Aim of the exercise =>
Locate the string "home" in the records below. Copy every line where it occurs.

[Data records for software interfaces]
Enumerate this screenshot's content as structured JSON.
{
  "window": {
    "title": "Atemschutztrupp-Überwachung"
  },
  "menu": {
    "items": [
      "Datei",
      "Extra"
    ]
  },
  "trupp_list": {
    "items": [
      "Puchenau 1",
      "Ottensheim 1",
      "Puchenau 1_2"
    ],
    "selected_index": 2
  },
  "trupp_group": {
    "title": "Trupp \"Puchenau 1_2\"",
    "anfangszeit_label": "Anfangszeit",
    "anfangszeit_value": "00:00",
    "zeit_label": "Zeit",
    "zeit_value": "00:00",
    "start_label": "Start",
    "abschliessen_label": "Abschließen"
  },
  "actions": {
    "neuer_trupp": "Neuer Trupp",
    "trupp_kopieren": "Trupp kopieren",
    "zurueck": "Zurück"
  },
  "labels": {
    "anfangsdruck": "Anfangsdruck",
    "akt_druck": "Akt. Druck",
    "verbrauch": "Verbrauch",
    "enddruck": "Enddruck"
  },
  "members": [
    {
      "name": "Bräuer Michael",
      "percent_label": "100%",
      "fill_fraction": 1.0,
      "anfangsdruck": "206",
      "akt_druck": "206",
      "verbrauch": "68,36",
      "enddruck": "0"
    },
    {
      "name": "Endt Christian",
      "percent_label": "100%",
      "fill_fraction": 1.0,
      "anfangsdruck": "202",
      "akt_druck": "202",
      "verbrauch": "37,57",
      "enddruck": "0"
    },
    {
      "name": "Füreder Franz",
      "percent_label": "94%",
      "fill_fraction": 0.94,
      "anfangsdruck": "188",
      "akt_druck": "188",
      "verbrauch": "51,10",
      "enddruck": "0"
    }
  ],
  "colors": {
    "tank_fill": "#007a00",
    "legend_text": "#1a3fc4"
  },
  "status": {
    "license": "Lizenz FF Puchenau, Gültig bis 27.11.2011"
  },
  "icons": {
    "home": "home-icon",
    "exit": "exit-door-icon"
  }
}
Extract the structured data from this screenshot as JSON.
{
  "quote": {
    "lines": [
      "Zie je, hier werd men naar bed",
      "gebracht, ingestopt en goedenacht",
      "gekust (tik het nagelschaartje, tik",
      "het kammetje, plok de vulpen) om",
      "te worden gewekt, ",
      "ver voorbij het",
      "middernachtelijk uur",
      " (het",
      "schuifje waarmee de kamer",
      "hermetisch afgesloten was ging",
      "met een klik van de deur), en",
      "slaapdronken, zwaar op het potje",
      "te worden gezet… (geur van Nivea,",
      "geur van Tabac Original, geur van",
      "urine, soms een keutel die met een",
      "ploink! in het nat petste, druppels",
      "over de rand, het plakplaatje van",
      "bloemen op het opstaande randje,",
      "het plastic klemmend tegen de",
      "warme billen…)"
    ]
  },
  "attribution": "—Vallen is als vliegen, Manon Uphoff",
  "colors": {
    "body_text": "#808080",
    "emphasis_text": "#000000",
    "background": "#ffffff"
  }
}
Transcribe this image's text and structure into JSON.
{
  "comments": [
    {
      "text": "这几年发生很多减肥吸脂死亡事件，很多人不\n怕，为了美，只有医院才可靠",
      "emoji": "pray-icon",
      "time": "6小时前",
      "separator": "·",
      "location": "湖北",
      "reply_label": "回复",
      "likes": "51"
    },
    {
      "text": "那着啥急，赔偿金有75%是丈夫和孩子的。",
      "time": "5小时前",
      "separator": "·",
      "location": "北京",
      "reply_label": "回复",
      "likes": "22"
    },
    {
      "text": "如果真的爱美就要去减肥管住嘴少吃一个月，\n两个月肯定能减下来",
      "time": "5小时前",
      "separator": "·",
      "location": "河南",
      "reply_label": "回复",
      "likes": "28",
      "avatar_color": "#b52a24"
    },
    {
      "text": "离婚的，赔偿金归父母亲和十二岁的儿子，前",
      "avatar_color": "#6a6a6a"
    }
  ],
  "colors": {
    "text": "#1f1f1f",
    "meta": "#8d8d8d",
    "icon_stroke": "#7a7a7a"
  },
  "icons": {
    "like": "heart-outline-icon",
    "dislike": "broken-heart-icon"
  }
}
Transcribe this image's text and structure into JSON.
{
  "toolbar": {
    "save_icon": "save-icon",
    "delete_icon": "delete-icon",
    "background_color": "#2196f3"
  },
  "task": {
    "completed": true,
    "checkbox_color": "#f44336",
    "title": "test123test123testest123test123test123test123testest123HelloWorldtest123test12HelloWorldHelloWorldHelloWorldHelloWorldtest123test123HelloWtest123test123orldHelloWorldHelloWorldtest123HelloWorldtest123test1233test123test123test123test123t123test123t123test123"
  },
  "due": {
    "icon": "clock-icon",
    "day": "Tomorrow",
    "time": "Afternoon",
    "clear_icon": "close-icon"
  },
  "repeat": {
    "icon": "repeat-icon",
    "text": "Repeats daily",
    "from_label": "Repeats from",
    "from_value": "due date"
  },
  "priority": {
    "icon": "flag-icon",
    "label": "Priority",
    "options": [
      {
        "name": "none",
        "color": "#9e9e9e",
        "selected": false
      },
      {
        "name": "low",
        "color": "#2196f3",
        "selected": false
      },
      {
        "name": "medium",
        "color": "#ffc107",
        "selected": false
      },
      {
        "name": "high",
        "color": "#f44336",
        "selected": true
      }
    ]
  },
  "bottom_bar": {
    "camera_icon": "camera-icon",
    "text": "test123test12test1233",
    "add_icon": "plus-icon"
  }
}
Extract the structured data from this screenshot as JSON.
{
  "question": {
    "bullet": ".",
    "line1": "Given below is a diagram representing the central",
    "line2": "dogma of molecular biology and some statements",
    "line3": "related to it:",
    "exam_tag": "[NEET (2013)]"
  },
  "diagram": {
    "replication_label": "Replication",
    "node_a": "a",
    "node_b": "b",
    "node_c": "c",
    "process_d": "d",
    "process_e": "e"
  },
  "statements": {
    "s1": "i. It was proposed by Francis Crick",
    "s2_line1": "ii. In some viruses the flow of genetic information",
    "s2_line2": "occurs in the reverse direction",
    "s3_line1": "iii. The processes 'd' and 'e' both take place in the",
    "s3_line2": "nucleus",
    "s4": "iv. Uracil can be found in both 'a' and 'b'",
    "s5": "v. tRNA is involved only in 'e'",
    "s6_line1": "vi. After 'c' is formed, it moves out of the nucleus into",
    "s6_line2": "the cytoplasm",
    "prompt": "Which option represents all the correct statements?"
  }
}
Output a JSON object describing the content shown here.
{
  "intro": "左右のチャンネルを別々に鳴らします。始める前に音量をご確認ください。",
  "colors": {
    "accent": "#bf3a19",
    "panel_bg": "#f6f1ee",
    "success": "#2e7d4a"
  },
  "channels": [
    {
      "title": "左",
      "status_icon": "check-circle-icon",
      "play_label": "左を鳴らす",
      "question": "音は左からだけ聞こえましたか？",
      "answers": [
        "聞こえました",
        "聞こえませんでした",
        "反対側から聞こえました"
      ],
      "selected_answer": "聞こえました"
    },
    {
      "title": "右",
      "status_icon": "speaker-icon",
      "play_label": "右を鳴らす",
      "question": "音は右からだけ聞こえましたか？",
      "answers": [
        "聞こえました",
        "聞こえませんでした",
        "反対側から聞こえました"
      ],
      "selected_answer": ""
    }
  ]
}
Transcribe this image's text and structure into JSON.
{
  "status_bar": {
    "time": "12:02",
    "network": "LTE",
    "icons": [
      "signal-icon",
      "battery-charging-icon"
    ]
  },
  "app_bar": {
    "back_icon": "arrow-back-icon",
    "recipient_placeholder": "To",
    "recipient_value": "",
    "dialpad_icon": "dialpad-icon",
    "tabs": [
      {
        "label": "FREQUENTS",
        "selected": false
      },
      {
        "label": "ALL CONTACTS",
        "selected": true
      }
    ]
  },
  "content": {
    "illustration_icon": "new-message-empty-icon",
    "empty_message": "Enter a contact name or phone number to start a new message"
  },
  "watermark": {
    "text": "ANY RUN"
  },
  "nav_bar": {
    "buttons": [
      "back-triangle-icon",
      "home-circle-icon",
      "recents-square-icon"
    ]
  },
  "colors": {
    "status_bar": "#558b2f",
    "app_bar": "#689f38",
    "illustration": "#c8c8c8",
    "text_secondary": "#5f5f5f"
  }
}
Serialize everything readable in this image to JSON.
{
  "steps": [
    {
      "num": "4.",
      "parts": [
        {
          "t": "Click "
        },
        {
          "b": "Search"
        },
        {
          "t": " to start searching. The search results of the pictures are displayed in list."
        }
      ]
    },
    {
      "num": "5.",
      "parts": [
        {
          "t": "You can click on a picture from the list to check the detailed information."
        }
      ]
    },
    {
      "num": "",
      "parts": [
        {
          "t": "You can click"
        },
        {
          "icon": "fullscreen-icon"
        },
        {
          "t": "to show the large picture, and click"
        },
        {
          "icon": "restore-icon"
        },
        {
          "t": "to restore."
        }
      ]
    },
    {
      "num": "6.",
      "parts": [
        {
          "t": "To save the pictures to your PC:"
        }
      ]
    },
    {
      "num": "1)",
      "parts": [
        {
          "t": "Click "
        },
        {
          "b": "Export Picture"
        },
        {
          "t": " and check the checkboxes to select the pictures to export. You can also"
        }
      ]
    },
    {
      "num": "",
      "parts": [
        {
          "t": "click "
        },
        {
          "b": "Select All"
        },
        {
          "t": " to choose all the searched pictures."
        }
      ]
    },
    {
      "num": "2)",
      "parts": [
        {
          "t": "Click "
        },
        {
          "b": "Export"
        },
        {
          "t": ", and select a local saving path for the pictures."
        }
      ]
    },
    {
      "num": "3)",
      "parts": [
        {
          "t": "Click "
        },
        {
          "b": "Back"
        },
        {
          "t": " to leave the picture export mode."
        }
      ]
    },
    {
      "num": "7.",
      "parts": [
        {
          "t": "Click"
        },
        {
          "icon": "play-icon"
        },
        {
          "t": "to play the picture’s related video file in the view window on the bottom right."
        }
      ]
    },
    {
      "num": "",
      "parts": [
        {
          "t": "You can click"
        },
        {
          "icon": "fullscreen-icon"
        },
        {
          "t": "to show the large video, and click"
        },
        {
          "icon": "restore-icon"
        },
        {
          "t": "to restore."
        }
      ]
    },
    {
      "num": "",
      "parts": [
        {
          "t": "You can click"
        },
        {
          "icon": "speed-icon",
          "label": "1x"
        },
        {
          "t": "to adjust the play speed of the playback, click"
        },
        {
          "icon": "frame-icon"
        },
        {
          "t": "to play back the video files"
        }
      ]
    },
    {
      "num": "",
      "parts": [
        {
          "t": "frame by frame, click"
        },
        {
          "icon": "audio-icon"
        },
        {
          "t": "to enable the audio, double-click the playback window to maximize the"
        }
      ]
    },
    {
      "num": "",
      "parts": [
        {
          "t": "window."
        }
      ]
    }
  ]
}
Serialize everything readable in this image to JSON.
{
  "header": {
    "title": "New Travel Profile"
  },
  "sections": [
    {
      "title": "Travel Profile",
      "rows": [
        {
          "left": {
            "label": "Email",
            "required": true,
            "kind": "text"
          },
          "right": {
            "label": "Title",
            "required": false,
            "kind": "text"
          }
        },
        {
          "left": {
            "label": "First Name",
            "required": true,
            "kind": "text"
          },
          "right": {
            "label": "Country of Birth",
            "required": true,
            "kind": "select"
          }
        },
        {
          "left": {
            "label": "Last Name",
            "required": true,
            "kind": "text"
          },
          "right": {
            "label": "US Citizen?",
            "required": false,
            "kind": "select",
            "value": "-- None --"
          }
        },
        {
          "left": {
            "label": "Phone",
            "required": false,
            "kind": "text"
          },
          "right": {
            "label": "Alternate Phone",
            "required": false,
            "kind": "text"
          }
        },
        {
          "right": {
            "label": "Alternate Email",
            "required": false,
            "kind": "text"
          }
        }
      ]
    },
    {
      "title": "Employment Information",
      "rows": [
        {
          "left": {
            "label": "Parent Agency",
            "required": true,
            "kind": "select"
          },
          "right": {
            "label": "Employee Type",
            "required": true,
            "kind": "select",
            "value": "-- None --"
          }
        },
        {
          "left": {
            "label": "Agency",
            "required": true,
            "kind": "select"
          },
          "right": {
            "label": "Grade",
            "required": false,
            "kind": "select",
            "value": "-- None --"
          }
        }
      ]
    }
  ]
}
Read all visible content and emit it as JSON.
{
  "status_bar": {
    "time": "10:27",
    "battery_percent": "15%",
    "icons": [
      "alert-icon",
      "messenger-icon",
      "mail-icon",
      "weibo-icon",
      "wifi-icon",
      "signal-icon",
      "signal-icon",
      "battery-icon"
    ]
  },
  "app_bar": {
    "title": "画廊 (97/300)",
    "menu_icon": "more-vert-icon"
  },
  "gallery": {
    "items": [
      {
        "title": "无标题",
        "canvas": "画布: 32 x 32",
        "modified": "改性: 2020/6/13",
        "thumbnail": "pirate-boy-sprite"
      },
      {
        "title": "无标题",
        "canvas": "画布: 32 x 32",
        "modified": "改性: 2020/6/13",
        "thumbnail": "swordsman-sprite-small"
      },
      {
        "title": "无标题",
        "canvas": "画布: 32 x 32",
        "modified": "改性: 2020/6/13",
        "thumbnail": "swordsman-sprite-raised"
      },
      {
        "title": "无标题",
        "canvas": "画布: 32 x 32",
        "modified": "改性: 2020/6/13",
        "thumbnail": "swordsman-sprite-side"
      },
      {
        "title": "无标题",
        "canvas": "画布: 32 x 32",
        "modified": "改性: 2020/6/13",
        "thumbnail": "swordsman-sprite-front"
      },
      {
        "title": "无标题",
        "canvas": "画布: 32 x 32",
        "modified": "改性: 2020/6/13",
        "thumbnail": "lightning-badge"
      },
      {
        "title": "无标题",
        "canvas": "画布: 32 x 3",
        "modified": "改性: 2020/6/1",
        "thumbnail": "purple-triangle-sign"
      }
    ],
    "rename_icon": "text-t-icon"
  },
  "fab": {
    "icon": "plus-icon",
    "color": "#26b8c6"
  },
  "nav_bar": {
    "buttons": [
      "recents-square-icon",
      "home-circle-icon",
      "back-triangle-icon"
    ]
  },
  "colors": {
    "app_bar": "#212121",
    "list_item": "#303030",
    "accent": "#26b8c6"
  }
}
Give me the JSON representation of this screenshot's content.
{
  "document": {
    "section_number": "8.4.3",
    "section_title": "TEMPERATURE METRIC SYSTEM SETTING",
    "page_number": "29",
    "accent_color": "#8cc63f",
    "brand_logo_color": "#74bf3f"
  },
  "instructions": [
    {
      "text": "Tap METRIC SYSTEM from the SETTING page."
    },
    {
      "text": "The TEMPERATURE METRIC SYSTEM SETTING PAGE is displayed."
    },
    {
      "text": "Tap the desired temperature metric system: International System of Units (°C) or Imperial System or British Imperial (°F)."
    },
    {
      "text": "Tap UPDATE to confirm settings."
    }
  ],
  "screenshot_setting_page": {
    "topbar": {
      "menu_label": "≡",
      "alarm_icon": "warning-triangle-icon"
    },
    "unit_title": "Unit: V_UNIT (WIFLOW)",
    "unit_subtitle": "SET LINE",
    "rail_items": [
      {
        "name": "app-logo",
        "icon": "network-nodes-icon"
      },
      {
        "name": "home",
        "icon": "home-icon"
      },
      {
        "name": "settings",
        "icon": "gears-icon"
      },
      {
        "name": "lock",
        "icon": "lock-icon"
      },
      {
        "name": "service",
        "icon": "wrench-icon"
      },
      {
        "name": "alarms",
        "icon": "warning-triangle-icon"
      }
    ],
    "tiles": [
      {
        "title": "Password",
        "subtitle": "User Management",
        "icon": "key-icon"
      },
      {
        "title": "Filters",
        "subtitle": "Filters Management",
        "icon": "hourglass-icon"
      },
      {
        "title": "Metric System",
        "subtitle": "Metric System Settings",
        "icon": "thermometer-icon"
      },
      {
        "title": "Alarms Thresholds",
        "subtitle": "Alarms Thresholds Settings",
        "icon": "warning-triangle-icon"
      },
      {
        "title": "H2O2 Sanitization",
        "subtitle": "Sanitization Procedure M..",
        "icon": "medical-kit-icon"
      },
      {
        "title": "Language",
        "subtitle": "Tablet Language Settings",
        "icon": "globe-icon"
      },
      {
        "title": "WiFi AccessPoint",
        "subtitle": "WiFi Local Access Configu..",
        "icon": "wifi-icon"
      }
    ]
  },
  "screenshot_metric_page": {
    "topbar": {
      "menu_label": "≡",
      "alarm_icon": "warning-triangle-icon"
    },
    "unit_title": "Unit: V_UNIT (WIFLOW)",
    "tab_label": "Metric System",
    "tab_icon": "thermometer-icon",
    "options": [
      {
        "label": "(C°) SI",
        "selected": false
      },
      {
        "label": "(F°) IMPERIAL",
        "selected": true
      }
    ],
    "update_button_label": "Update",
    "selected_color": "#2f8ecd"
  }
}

Answer box =>
    "home": "home-icon",
      "home-circle-icon",
      "home-circle-icon",
        "name": "home",
        "icon": "home-icon"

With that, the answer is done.